WORK INSTRUCTION →
What lines of the data below hold "your"? Show them.
== DATA TO EXAMINE ==
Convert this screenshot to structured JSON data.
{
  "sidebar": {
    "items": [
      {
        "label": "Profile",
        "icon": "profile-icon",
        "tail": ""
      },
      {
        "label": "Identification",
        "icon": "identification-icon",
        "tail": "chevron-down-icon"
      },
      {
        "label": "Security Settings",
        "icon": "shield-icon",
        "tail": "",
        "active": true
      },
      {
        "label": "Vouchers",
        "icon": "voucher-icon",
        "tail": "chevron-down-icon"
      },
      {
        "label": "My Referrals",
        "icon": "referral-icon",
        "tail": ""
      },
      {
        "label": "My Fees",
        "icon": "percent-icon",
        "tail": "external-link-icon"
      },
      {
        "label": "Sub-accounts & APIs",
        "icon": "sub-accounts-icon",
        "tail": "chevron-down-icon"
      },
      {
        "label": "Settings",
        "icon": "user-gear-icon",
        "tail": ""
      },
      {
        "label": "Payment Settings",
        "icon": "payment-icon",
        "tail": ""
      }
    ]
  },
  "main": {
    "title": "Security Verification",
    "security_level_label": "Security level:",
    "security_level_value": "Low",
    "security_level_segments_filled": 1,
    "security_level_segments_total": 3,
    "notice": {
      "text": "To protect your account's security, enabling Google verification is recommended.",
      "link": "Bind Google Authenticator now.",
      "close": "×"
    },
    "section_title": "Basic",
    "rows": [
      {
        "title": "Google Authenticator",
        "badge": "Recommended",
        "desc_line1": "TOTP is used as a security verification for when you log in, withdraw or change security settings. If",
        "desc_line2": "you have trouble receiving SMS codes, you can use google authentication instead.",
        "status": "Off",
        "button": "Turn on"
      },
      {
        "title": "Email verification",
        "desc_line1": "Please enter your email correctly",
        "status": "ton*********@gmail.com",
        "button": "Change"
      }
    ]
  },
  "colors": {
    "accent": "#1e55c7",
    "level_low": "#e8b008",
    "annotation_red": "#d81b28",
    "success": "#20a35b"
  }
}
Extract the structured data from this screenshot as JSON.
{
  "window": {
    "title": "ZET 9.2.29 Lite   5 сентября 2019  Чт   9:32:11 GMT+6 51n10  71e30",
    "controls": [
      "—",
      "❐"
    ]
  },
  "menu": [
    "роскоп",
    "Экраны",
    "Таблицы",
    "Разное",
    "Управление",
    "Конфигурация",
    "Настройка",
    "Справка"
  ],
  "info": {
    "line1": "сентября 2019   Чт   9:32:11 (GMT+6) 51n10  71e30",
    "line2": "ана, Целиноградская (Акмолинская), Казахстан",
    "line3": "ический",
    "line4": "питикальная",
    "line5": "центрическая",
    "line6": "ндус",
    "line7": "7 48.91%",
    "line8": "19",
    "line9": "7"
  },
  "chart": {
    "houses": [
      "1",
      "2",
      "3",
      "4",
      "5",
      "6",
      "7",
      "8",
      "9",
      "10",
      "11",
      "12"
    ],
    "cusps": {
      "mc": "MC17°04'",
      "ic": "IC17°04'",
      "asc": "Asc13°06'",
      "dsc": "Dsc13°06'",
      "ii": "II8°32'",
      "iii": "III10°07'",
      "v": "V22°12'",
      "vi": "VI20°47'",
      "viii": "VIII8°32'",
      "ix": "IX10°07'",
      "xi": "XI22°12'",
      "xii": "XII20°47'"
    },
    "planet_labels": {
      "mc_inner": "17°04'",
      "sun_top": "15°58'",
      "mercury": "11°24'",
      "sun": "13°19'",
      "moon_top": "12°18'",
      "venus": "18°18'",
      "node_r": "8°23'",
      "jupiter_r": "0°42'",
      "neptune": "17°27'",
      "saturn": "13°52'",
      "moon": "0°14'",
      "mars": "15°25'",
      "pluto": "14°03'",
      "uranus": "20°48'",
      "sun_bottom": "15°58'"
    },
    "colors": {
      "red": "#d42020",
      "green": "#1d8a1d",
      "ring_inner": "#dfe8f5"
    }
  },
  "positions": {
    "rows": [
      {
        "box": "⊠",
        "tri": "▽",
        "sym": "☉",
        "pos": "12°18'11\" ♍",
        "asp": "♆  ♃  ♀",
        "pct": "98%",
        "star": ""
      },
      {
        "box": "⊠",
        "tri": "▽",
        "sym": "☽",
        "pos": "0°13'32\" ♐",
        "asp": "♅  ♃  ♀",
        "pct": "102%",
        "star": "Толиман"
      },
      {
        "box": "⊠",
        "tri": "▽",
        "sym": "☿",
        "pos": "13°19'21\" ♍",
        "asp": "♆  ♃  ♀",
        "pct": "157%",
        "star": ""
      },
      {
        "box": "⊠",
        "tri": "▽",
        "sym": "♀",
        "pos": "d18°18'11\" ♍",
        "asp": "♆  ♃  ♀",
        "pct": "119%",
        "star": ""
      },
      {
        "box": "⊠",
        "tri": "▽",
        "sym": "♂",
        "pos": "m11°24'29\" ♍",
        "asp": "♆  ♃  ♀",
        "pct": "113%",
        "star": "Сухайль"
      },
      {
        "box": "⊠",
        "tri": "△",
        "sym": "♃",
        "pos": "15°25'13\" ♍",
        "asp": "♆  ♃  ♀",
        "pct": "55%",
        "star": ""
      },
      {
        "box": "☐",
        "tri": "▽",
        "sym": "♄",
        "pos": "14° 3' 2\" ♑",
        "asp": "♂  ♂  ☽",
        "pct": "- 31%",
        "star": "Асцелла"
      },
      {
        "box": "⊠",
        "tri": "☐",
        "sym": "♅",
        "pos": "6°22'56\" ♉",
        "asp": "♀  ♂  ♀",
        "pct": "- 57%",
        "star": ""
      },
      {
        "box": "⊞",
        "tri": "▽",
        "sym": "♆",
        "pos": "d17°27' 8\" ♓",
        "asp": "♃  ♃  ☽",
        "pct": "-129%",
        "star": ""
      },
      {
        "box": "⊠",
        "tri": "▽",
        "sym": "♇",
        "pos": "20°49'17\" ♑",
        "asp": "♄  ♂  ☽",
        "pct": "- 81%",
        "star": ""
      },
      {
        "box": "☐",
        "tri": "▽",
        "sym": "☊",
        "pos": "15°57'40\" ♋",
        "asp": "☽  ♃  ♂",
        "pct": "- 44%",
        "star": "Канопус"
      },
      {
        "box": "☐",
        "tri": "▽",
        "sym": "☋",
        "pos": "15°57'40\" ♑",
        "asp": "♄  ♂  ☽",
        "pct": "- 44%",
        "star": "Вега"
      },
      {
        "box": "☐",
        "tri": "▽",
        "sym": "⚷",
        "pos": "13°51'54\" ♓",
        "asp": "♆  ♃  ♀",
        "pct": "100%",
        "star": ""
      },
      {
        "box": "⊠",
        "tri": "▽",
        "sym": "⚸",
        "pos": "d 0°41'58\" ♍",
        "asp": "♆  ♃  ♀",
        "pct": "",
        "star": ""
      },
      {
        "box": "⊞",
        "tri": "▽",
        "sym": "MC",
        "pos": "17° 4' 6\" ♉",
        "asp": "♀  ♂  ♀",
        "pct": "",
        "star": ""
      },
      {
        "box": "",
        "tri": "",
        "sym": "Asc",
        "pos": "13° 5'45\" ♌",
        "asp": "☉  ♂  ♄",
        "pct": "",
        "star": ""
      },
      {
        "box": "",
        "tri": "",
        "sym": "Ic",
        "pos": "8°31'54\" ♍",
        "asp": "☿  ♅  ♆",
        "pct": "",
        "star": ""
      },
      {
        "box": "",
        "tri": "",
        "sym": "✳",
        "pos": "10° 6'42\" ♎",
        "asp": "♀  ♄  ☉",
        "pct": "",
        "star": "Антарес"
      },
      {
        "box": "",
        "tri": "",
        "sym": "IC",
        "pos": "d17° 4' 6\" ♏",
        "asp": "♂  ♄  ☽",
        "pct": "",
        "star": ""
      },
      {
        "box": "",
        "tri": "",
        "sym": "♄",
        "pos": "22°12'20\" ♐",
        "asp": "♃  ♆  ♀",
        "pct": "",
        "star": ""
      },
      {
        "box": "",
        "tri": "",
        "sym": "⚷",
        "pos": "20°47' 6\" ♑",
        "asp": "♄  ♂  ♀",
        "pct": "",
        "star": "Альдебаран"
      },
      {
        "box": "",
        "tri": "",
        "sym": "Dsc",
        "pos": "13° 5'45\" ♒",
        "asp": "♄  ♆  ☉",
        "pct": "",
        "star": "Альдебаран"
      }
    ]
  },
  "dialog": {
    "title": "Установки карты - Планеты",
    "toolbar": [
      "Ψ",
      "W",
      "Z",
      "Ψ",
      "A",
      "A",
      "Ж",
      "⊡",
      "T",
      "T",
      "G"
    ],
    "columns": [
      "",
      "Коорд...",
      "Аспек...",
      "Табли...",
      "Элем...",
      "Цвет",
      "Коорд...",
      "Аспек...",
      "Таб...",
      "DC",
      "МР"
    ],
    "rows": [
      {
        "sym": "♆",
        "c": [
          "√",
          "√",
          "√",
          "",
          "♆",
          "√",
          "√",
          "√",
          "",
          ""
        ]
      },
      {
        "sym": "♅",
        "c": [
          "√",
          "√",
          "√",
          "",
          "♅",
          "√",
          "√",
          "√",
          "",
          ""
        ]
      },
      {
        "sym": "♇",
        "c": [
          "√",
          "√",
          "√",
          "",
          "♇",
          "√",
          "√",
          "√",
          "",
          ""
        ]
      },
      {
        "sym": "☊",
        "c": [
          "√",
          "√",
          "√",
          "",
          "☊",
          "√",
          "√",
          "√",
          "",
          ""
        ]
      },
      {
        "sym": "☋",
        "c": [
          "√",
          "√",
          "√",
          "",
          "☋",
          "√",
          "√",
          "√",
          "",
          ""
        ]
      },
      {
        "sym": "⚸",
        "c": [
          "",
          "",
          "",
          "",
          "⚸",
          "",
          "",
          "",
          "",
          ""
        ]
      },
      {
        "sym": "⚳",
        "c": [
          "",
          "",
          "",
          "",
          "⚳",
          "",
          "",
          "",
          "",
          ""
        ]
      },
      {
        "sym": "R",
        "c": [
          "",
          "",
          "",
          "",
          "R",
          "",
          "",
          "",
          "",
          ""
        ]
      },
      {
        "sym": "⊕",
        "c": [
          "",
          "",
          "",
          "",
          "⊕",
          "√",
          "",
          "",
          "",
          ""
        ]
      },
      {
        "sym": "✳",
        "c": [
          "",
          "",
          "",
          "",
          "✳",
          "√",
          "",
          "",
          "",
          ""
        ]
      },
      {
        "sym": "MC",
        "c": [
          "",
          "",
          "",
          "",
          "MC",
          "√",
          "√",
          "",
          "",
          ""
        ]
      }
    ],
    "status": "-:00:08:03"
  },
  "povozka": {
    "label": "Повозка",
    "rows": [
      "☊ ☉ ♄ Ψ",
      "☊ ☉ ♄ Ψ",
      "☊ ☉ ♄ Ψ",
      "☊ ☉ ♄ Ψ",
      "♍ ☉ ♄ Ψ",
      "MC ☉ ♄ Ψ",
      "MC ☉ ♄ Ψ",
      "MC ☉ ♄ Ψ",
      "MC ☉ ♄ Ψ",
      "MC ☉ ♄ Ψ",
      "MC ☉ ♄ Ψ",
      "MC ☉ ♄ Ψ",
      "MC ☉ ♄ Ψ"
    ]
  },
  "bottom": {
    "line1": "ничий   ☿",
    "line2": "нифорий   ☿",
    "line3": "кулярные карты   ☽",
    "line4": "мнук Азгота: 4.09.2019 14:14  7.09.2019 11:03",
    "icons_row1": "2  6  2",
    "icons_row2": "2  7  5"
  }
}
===
EXERCISE ANSWER →
      "text": "To protect your account's security, enabling Google verification is recommended.",
        "desc_line1": "Please enter your email correctly",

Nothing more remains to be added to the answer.